Blinkie’s has been a boon to Woodland Hills donut lovers since 2003, when Teresa Ngo and father Hugh took over the humble strip mall shop. They’ve become a destination for raised and cake donuts, and starting in 2017, Teresa really kicked her creativity into high gear, parlaying favorite global flavors into donut form. Weekends bring especially tantalizing options to the case that may include mango Tajín, Thai tea showered with toasted coconut, and horchata dusted with cinnamon. Still, it’s hard to surpass the simple, ingenious pleasure of a black and white donut. This supple raised ring sports both chocolate and vanilla glazes, meaning customers don’t have to choose. This riff on a longtime deli fave, the black and white cookie, reimagines the idea in a fun new form.

Sautéed shrimp roll at Brothers Sushi

 |  Photo: Joshua Lurie

Brothers Sushi



Brothers and Little Brother Sushi operate three blocks apart in Woodland Hills, and while Little Brother (born in 2005) has plenty of reasons to visit, they aren’t as large or have quite as many offerings as Brothers Sushi, which Goro Uehara founded over 30 years ago. The oceanic design scheme features colorful fish decorations and sea blue carpet. Specials written on blackboards and posted papers supplement a large menu. Sautéed shrimp roll features butterflied shrimp sautéed in butter garlic sauce. Sweet crustaceans join cooling cucumber, tiny tobiko (flying fish roe) and black sesame seeds in soy paper wrappers in a shallow pool of more sauce. Lobster is available for a bit more money.

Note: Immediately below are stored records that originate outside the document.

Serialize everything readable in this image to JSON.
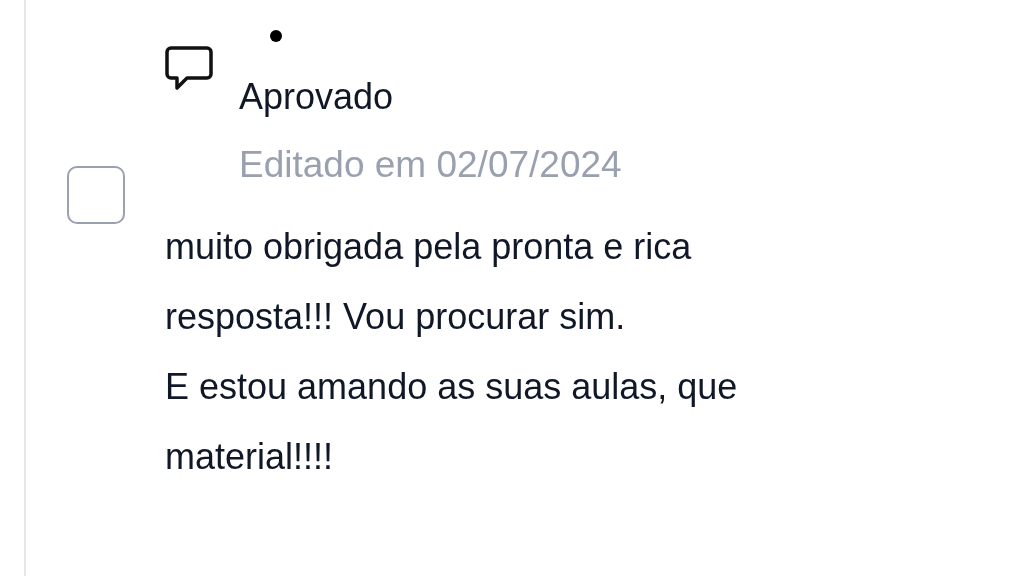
{
  "comment": {
    "status": "Aprovado",
    "edited": "Editado em 02/07/2024",
    "checked": false,
    "body": [
      "muito obrigada pela pronta e rica",
      "resposta!!! Vou procurar sim.",
      "E estou amando as suas aulas, que",
      "material!!!!"
    ]
  }
}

Vegetarian combo at Mazar Mediterranean Restaurant

 |  Photo: Joshua Lurie

Mazar Mediterranean Restaurant



Mazar is a multi-faceted, family-run café with a big back patio where people can blaze up hookahs, plus a dining room with mottled walls with 3-D stonework, frescoes and wine imagery. Their vegetarian combo platter is in no way unique to Mazar – you’ll find them in many Mediterranean restaurants - but this version is well executed and a joy to eat. This mix-and-match plate stars five key elements that pair well with pita. Hummus is a creamy chickpea dip blended with nutty tahini, olive oil, and lemon juice, dressed with Aleppo pepper, diced tomato, olive oil, and parsley. Baba Ganoush mixes smoky roasted eggplant, tahini, olive oil, lemon juice, and herbs and arrives dressed with matching accompaniments. Tabbouleh is a tangy salad crafted with bulgur, chopped parsley, tomatoes, mint, scallions, and olive oil. Stuffed grape leaves contain similarly punchy rice, parsley, tomatoes, onions, lemon juice, and spices. Crispy fried falafel rings crafted with chickpeas, parsley, onions, garlic, cilantro and spices seamlessly dip in tahini.